Closely related to the lychee, rambutans are small, oval to round fruits, averaging 3 to 5cm in diameter, and grow in loose, hanging clusters of 10 to 20 fruits. There are many different varieties of Rambutan with unique appearances, ranging in colour from red, orange, yellow to a blend of these hues.
The distinctive outer shell is soft and flexible with stiff hair like bristles.
They have a soft gelatinous milky white flesh, translucent in colour surrounding a central seed. Rambutans are aromatic and have a sweet, fruity flavour with mild acidity, containing subtle notes of strawberries and grapes.
Botanically identified as Nephelium lappaceum, rambutan are exotic fruits with a peculiar outer appearance found on evergreen trees belonging to the Sapindaceae family native to Southeast Asia. It is no surprise that Rambutans are part of the lychee family due to the similarities in taste.
Thailand is the largest producer of Rambutan, accounting for over half of the world’s supply.
The name Rambutan originates from the Malaysian word "Rambut" translating to mean "hair" and their are currently an amazing 200 varieties of rambutan varying int colour, taste, size, flavour and appearance.
Rambutan trees are considered an ornamental variety, valued for their colour contrast between the bright fruits and dark green leaves.
Rambutans are native to Indonesia and Malaysia and have been growing wild since ancient times.
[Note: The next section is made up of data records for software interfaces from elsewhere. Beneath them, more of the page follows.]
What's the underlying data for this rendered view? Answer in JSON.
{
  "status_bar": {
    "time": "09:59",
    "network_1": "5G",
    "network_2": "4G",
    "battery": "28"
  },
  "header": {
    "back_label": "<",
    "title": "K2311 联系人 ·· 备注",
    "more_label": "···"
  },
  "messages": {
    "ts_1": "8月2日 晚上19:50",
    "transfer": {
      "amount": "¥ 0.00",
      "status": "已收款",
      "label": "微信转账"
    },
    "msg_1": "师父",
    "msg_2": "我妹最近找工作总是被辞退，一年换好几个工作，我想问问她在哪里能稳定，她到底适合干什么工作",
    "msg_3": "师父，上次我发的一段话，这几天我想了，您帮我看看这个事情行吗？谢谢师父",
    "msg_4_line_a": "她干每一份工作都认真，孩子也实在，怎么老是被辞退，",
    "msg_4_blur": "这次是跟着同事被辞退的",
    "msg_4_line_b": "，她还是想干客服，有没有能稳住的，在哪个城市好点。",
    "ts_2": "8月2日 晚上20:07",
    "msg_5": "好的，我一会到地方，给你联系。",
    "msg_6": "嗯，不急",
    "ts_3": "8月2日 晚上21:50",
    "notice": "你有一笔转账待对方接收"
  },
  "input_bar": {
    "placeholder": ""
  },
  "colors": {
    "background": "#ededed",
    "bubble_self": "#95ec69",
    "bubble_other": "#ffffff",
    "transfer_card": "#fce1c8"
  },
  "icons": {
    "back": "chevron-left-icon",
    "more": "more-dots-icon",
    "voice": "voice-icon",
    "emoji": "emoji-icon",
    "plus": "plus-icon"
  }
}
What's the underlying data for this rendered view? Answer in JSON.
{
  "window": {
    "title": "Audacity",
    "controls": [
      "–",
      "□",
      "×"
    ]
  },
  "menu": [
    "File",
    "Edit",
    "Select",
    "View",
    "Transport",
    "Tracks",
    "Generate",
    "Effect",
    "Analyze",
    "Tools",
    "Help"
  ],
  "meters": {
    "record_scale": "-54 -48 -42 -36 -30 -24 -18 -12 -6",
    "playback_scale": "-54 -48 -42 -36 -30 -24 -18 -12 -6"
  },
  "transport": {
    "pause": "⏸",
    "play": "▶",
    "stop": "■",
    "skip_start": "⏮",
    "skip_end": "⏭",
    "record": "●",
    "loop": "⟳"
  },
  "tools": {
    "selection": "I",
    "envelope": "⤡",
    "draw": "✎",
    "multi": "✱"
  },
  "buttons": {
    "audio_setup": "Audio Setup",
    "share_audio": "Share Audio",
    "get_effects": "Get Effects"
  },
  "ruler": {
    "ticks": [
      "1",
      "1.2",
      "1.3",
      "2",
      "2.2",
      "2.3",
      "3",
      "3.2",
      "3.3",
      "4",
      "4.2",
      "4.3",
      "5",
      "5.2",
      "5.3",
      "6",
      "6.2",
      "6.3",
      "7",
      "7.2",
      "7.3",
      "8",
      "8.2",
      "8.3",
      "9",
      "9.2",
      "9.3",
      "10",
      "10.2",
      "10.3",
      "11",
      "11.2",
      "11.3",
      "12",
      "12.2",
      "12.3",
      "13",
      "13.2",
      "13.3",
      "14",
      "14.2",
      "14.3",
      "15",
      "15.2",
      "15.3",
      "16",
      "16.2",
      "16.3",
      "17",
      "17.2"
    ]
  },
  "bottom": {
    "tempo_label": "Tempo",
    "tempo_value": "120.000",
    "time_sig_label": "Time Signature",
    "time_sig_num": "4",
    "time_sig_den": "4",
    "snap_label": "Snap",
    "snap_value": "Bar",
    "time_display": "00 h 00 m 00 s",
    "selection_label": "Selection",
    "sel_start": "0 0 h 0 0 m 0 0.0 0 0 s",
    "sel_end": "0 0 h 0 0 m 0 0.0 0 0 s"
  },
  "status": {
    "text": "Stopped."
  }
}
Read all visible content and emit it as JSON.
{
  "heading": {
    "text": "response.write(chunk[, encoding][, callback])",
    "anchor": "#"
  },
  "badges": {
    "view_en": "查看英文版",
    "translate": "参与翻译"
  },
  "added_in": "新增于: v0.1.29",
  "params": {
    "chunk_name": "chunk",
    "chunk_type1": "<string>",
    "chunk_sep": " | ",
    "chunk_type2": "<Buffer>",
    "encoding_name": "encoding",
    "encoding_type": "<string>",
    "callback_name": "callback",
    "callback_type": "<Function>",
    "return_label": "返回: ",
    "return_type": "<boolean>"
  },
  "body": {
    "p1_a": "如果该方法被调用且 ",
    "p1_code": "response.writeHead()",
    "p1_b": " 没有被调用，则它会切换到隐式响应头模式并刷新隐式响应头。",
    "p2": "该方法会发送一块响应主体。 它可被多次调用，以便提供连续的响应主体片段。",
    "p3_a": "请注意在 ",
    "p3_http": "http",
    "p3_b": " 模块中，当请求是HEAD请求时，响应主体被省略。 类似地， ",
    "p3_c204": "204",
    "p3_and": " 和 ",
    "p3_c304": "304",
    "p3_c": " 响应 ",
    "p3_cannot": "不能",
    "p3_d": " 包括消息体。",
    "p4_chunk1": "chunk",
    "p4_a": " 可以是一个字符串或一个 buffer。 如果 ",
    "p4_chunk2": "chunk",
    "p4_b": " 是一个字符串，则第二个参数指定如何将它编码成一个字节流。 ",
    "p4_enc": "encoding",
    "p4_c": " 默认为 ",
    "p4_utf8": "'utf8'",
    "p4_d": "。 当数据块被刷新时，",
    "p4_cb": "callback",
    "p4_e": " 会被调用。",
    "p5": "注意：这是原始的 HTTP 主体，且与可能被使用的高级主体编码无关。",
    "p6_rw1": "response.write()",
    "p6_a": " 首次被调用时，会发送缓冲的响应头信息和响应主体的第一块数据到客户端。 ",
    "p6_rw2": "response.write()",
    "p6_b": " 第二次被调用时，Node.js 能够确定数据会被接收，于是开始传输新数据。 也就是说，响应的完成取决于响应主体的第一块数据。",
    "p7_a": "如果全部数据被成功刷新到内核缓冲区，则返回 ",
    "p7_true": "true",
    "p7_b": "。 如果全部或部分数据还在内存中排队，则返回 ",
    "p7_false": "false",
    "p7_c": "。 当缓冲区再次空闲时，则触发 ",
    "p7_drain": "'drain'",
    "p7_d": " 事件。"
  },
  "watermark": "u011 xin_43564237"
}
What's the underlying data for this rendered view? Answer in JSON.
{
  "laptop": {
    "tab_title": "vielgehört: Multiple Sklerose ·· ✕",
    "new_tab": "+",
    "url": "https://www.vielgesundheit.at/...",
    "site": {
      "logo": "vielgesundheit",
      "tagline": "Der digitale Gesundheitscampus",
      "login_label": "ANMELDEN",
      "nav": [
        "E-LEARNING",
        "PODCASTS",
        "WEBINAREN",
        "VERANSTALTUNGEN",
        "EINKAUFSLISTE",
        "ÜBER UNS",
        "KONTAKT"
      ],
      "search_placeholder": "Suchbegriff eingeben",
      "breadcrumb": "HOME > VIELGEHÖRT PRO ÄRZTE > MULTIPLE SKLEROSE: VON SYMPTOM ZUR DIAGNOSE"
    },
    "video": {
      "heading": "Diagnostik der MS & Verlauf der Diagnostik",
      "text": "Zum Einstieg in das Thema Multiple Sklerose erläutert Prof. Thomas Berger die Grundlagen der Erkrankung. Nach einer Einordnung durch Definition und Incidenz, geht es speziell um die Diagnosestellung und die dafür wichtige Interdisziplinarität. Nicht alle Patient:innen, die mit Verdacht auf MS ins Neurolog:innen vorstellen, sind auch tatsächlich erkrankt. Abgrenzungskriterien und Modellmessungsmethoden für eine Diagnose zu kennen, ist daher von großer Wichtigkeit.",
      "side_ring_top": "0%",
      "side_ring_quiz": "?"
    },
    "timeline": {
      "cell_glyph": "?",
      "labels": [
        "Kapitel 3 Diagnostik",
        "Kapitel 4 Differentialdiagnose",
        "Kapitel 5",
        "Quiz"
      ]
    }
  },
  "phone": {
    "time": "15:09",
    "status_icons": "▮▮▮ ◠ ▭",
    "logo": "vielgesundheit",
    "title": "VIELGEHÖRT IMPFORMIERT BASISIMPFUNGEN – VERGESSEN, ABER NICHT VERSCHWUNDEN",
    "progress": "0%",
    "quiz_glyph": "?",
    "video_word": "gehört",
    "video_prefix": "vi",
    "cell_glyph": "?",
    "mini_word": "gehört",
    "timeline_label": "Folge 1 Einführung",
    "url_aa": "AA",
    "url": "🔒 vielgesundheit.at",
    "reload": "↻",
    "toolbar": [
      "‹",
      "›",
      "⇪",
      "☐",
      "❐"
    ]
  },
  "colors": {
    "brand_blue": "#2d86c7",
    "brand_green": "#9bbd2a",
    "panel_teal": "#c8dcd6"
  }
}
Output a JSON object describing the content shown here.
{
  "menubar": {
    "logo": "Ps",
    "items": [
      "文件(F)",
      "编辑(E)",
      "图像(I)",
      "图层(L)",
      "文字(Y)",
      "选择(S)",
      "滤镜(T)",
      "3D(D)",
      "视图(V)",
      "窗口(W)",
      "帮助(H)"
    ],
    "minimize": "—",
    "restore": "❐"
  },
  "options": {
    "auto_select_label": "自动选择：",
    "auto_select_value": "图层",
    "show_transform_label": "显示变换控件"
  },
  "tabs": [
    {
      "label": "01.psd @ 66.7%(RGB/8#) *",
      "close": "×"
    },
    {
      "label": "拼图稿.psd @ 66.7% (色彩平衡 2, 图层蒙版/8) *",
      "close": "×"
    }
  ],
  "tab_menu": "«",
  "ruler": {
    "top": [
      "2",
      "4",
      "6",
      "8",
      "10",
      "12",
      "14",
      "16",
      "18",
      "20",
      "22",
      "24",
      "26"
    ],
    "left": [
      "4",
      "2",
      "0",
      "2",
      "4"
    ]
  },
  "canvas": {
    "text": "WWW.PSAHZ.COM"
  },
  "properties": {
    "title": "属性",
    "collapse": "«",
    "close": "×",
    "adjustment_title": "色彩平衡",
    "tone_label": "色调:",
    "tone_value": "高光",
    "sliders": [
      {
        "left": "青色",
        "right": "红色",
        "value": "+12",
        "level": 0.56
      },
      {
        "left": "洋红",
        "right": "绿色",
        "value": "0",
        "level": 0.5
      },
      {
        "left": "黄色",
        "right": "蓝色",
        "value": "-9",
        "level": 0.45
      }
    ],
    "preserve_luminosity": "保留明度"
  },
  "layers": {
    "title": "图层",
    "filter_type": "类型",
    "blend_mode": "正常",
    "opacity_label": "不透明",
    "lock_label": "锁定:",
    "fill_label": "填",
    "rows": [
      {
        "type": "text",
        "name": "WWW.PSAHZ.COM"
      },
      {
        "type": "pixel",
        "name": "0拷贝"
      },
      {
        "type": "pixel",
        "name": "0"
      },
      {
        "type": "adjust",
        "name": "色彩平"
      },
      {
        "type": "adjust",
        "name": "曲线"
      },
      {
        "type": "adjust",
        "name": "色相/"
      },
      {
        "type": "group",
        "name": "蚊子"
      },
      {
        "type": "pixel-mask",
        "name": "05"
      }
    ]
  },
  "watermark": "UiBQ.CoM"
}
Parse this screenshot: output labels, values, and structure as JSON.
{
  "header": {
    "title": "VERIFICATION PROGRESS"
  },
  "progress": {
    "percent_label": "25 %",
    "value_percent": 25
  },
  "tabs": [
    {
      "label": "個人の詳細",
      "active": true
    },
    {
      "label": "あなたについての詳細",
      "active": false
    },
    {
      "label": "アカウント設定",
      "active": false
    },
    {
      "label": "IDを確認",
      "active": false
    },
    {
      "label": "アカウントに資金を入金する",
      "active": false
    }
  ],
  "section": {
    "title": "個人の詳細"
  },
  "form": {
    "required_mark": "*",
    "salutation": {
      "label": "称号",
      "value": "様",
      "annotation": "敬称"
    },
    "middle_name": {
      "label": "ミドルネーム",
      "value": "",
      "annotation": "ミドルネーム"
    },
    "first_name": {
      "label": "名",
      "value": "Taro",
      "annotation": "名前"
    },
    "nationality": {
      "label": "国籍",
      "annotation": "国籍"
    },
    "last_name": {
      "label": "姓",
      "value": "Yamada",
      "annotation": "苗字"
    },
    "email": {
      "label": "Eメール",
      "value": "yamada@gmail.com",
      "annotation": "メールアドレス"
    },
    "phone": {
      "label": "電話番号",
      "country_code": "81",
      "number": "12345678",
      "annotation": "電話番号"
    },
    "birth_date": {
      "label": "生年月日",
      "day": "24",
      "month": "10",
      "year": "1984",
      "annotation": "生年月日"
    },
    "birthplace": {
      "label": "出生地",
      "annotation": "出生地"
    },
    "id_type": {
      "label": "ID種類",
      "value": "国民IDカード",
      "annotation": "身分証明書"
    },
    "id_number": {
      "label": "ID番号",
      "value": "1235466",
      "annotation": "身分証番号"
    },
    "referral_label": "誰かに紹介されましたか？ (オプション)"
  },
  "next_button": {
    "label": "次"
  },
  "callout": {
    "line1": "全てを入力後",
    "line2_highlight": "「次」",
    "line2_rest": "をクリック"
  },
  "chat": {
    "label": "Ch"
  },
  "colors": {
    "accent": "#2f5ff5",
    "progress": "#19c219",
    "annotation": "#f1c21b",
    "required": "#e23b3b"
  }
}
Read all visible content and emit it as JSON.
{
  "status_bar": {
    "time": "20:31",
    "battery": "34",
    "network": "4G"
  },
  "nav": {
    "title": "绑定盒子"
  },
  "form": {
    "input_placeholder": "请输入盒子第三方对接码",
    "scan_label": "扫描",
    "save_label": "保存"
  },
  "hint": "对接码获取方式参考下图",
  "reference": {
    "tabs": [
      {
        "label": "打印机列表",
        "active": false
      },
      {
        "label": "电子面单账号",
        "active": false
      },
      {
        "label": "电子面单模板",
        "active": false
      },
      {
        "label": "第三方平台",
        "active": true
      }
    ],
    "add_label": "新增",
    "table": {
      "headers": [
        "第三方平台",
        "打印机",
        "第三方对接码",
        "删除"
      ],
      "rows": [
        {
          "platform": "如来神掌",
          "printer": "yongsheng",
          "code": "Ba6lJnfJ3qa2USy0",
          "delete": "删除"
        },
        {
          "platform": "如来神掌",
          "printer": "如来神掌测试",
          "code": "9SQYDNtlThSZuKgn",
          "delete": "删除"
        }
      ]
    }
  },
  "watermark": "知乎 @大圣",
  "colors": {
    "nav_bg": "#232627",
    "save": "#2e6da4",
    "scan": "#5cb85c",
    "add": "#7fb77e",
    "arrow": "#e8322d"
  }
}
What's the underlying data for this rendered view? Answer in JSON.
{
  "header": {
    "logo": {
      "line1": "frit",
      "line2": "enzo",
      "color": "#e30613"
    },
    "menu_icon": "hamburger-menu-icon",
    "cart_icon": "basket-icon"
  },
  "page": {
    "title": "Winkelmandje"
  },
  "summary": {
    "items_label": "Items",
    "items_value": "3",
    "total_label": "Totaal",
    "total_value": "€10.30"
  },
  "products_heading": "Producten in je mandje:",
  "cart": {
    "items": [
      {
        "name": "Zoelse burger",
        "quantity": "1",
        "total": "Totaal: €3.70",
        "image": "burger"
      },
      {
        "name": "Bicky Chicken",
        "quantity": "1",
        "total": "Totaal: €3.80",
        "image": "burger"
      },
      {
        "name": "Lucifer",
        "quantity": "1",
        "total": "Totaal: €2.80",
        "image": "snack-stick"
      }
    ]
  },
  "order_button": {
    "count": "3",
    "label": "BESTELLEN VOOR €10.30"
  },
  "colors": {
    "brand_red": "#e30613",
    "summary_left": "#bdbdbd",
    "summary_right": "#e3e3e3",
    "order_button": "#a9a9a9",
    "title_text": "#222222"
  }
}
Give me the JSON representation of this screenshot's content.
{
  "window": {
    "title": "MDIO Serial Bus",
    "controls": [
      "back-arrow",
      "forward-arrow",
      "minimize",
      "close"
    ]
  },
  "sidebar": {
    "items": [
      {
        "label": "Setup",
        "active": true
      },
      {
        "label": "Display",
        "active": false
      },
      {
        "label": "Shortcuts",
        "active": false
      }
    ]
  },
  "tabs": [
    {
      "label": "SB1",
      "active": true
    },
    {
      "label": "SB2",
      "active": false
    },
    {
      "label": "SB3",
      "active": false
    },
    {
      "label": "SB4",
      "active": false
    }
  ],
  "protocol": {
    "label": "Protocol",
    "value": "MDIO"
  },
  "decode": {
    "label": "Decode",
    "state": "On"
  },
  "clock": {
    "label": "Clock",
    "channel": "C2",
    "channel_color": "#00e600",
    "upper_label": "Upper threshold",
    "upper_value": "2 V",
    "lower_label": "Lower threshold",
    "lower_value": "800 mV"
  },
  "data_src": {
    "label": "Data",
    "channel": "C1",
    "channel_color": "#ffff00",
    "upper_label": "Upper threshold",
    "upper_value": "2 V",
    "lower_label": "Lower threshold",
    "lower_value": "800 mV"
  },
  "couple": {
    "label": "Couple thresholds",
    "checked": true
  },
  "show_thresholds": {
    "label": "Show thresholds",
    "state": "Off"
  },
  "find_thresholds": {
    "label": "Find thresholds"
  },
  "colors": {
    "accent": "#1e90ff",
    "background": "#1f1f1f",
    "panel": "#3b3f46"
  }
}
Between the 13th and 15th centuries, experts believe Arab traders encountered the fruits through trade routes and introduced Rambutan into the Tanzanian archipelago of Zanzibar, located off the coast of East Africa.
The fruits were also spread throughout Southeast Asia, Oceania, and were later brought to South America in the 19th century.
More recent, Rambutan can be found worldwide, including tropical regions of Asia, Southeast Asia, Australia, Africa, Central America, the Caribbean, South America, and Hawaii.
The fruits are primarily cultivated in Indonesia, Thailand, and Malaysia, but they are also increasing in cultivation in Central America for export into the United States.
Preparation & Storage
Rambutans are best consumed straight out of hand in order to showcase their sweet, distinctive flavour. The outer rind can be removed by hand or with a knife revealing the inner flesh. The seed should be discarded.